▸ Work request
Restate every entry word for word.

▸ Provided records

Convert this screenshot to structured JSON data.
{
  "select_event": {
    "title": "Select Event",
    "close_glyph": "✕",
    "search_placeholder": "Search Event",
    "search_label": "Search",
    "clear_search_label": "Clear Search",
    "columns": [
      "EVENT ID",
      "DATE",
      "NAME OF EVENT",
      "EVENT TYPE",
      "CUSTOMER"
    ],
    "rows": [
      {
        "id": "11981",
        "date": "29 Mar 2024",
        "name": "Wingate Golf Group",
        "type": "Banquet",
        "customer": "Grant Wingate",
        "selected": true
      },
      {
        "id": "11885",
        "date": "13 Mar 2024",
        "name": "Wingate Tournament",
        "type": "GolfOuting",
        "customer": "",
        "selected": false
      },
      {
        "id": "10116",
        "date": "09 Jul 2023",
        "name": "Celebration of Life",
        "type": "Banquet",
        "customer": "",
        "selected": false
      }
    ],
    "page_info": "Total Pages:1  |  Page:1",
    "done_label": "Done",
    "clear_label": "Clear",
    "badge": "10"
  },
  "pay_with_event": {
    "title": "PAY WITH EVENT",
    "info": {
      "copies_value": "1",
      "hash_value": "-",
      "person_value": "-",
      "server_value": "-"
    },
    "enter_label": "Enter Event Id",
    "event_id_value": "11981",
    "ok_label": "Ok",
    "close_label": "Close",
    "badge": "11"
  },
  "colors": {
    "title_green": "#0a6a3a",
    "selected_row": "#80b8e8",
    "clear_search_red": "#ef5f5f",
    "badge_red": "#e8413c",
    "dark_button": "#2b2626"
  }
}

▸ Answer area
Convert this screenshot to structured JSON data.
{
  "select_event": {
    "title": "Select Event",
    "close_glyph": "✕",
    "search_placeholder": "Search Event",
    "search_label": "Search",
    "clear_search_label": "Clear Search",
    "columns": [
      "EVENT ID",
      "DATE",
      "NAME OF EVENT",
      "EVENT TYPE",
      "CUSTOMER"
    ],
    "rows": [
      {
        "id": "11981",
        "date": "29 Mar 2024",
        "name": "Wingate Golf Group",
        "type": "Banquet",
        "customer": "Grant Wingate",
        "selected": true
      },
      {
        "id": "11885",
        "date": "13 Mar 2024",
        "name": "Wingate Tournament",
        "type": "GolfOuting",
        "customer": "",
        "selected": false
      },
      {
        "id": "10116",
        "date": "09 Jul 2023",
        "name": "Celebration of Life",
        "type": "Banquet",
        "customer": "",
        "selected": false
      }
    ],
    "page_info": "Total Pages:1  |  Page:1",
    "done_label": "Done",
    "clear_label": "Clear",
    "badge": "10"
  },
  "pay_with_event": {
    "title": "PAY WITH EVENT",
    "info": {
      "copies_value": "1",
      "hash_value": "-",
      "person_value": "-",
      "server_value": "-"
    },
    "enter_label": "Enter Event Id",
    "event_id_value": "11981",
    "ok_label": "Ok",
    "close_label": "Close",
    "badge": "11"
  },
  "colors": {
    "title_green": "#0a6a3a",
    "selected_row": "#80b8e8",
    "clear_search_red": "#ef5f5f",
    "badge_red": "#e8413c",
    "dark_button": "#2b2626"
  }
}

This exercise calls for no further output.